Contact Amanda Coyne at


Up next: Natural gas taxes?

Natural gasLate last week at lunchtime, members of the Alaska state Senate leadership team were seen going into a private dining room at the Glacier BrewHouse in Anchorage. They were there for a meeting with Department of Natural Resources Acting Commissioner Joe Balash and Department of Revenue staffer Mike Pawlowski, also known as “Fish.”

The Senate Rules Committee Chair Lesil McGuire was noticeably absent. Was she busy with official legislative duties? Was she campaigning for her bid for lieutenant governor? Or was she simply not invited? Why do people call Pawlowski “Fish”? What was the group discussing? They weren’t likely discussing an oil tax overhaul. That, after all, is so last year. Natural gas taxes? Probably.

On Monday, ExxonMobil, BP, ConocoPhillips and TransCanada announced that the terminus to the mythical natural gas “big line” would be in Nikiski. Say what you will about the project bypassing Valdez, the fact that the three producers who don’t often agree on anything, agreed on this is kind of a big deal.

Embedded in the announcement was a message to the state: “A competitive, predictable and durable oil and gas fiscal environment will be required for a project of this unprecedented scale, complexity and cost to compete in global energy markets.” Translation: They also all agreed that they need a tax break on gas to build the line.

Currently, natural gas is taxed at an effective rate of 35 percent prior to credits, roughly the same rate as oil. But it’s much less valuable and the producers aren’t going to invest up to $65 billion on a project that won’t result in a hefty profit.

However, even if all the evidence points to the fact that the producers actually do need a tax break to move forward, it’s unclear if legislators have the stomach for more talk of tax breaks for the producers.

A repeal of last legislative session’s oil tax break is still in the works and won’t be voted on until the primary election in August 2014. Taking this one on next legislative session might invigorate those who would repeal that tax.

Besides, creating the kind of “competitive, predictable and durable” tax regime takes tons of political capital from the governor’s office. And it’s unclear, in an election year, if Gov. Sean Parnell will have that much to spare.

Contact Amanda Coyne at


The roll of ‘moderate’ Republican House members

“If you look at members’ actions and votes instead of their statements, the number of Republicans in the House who favor a clean CR and oppose the Cruz-driven strategy of shutdown and hostage-taking is not 21. It’s 0.The entire House Republican caucus is responsible for its shutdown-based legislative strategy.
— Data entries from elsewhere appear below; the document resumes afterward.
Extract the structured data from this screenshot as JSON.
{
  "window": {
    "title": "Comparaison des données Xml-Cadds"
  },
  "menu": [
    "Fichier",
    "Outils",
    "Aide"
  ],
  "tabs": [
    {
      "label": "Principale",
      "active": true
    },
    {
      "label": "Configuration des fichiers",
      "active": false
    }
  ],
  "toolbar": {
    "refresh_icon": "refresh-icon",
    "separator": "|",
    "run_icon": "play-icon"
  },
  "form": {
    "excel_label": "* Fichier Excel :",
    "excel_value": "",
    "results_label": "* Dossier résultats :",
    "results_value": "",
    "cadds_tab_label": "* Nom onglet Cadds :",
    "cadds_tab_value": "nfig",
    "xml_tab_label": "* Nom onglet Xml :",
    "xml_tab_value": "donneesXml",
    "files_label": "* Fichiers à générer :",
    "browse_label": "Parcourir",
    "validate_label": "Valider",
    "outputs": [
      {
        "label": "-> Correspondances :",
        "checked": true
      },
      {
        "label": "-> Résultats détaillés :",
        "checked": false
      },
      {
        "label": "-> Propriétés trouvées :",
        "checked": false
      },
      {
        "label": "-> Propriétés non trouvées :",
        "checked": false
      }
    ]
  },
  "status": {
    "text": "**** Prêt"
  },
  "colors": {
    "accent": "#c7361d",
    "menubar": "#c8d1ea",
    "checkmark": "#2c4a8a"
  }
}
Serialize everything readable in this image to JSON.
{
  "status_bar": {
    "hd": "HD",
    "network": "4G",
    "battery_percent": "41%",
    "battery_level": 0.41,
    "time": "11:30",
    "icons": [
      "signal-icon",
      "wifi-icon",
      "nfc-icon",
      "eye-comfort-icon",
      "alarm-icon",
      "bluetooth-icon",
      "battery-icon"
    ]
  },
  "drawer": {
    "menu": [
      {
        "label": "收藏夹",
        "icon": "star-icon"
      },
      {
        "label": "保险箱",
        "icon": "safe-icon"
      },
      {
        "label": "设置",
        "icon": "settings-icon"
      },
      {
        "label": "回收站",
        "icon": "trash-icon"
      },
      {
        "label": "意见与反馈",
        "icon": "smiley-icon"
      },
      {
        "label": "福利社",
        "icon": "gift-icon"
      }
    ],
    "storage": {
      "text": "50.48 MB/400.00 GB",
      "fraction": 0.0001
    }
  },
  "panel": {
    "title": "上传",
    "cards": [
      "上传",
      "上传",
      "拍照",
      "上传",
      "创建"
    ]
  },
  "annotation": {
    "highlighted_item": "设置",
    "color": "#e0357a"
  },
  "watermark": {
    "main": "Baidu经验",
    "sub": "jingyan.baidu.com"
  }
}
The only difference among the members is that Tea Party conservatives have the decency to admit what they’re up to.”

Josh Barro, in the Business Insider.


Quote of the day: Michele Bachmann

“Your listeners, US taxpayers, are now paying to give arms to terrorists including Al Qaeda.This happened and as of today the United States is willingly, knowingly, intentionally sending arms to terrorists, now what this says to me, I’m a believer in Jesus Christ, as I look at the End Times scripture, this says to me that the leaf is on the fig tree and we are to understand the signs of the times, which is your ministry, we are to understand where we are in God’s end times history.”

U.S. Rep. Michele Bachmann in a radio interview on Saturday.